Start of EXERCISE MATERIALS

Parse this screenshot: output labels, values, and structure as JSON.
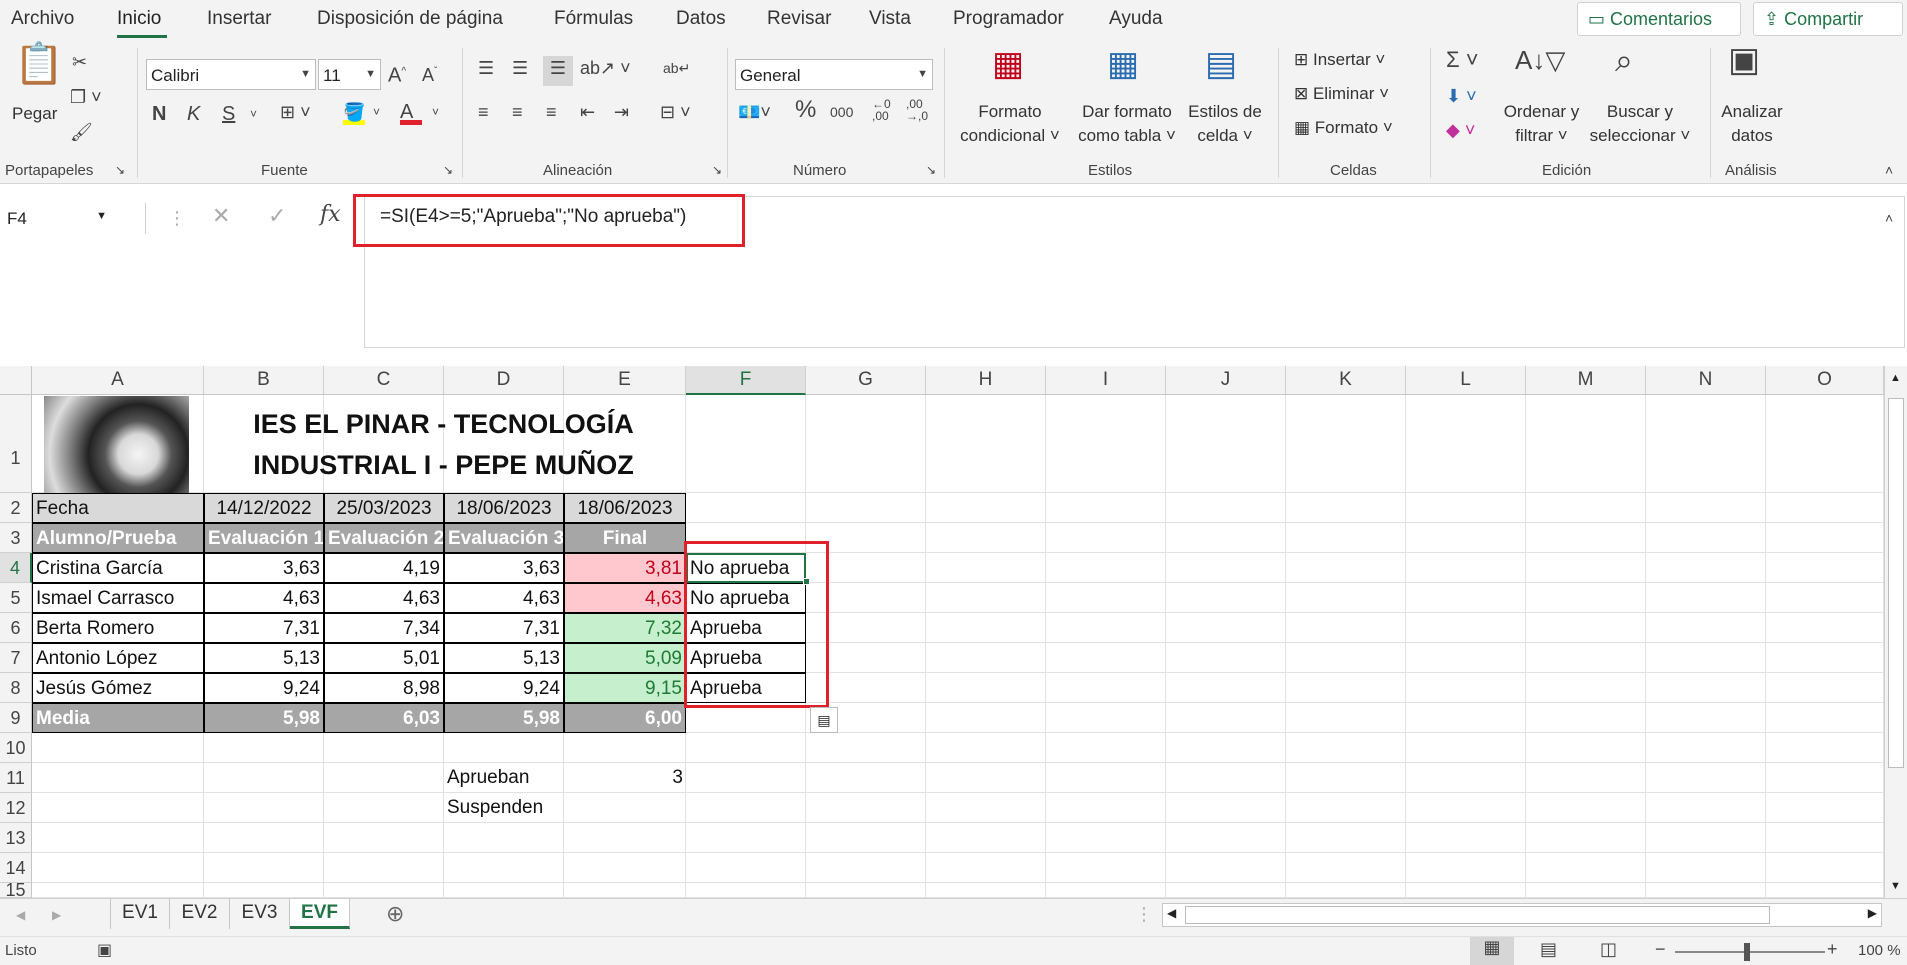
{
  "menu": {
    "tabs": [
      "Archivo",
      "Inicio",
      "Insertar",
      "Disposición de página",
      "Fórmulas",
      "Datos",
      "Revisar",
      "Vista",
      "Programador",
      "Ayuda"
    ],
    "comments": "Comentarios",
    "share": "Compartir"
  },
  "ribbon": {
    "paste": "Pegar",
    "group_clipboard": "Portapapeles",
    "font_name": "Calibri",
    "font_size": "11",
    "bold": "N",
    "italic": "K",
    "underline": "S",
    "group_font": "Fuente",
    "group_align": "Alineación",
    "number_format": "General",
    "group_number": "Número",
    "percent": "%",
    "thousands": "000",
    "cond_format_1": "Formato",
    "cond_format_2": "condicional",
    "table_format_1": "Dar formato",
    "table_format_2": "como tabla",
    "cell_styles_1": "Estilos de",
    "cell_styles_2": "celda",
    "group_styles": "Estilos",
    "insert": "Insertar",
    "delete": "Eliminar",
    "format": "Formato",
    "group_cells": "Celdas",
    "sort_1": "Ordenar y",
    "sort_2": "filtrar",
    "find_1": "Buscar y",
    "find_2": "seleccionar",
    "group_edit": "Edición",
    "analyze_1": "Analizar",
    "analyze_2": "datos",
    "group_analysis": "Análisis"
  },
  "formula_bar": {
    "cell_ref": "F4",
    "fx": "fx",
    "formula": "=SI(E4>=5;\"Aprueba\";\"No aprueba\")"
  },
  "columns": [
    "A",
    "B",
    "C",
    "D",
    "E",
    "F",
    "G",
    "H",
    "I",
    "J",
    "K",
    "L",
    "M",
    "N",
    "O"
  ],
  "rows": [
    "1",
    "2",
    "3",
    "4",
    "5",
    "6",
    "7",
    "8",
    "9",
    "10",
    "11",
    "12",
    "13",
    "14",
    "15"
  ],
  "sheet": {
    "title_line1": "IES EL PINAR - TECNOLOGÍA",
    "title_line2": "INDUSTRIAL I - PEPE MUÑOZ",
    "date_label": "Fecha",
    "dates": [
      "14/12/2022",
      "25/03/2023",
      "18/06/2023",
      "18/06/2023"
    ],
    "header": [
      "Alumno/Prueba",
      "Evaluación 1",
      "Evaluación 2",
      "Evaluación 3",
      "Final"
    ],
    "students": [
      {
        "name": "Cristina García",
        "e1": "3,63",
        "e2": "4,19",
        "e3": "3,63",
        "final": "3,81",
        "result": "No aprueba",
        "pass": false
      },
      {
        "name": "Ismael Carrasco",
        "e1": "4,63",
        "e2": "4,63",
        "e3": "4,63",
        "final": "4,63",
        "result": "No aprueba",
        "pass": false
      },
      {
        "name": "Berta Romero",
        "e1": "7,31",
        "e2": "7,34",
        "e3": "7,31",
        "final": "7,32",
        "result": "Aprueba",
        "pass": true
      },
      {
        "name": "Antonio López",
        "e1": "5,13",
        "e2": "5,01",
        "e3": "5,13",
        "final": "5,09",
        "result": "Aprueba",
        "pass": true
      },
      {
        "name": "Jesús Gómez",
        "e1": "9,24",
        "e2": "8,98",
        "e3": "9,24",
        "final": "9,15",
        "result": "Aprueba",
        "pass": true
      }
    ],
    "mean_label": "Media",
    "means": [
      "5,98",
      "6,03",
      "5,98",
      "6,00"
    ],
    "approve_label": "Aprueban",
    "approve_count": "3",
    "fail_label": "Suspenden"
  },
  "sheet_tabs": [
    "EV1",
    "EV2",
    "EV3",
    "EVF"
  ],
  "active_tab": "EVF",
  "status": {
    "ready": "Listo",
    "zoom": "100 %"
  },
  "colors": {
    "accent": "#217346",
    "header_gray": "#a6a6a6",
    "fail_bg": "#ffc7ce",
    "fail_text": "#c0001a",
    "pass_bg": "#c6efce",
    "pass_text": "#1e7b34",
    "highlight": "#e0202a"
  }
}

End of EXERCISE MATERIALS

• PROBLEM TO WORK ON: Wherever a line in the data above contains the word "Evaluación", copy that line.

• SOLUTION:
      "Evaluación 1",
      "Evaluación 2",
      "Evaluación 3",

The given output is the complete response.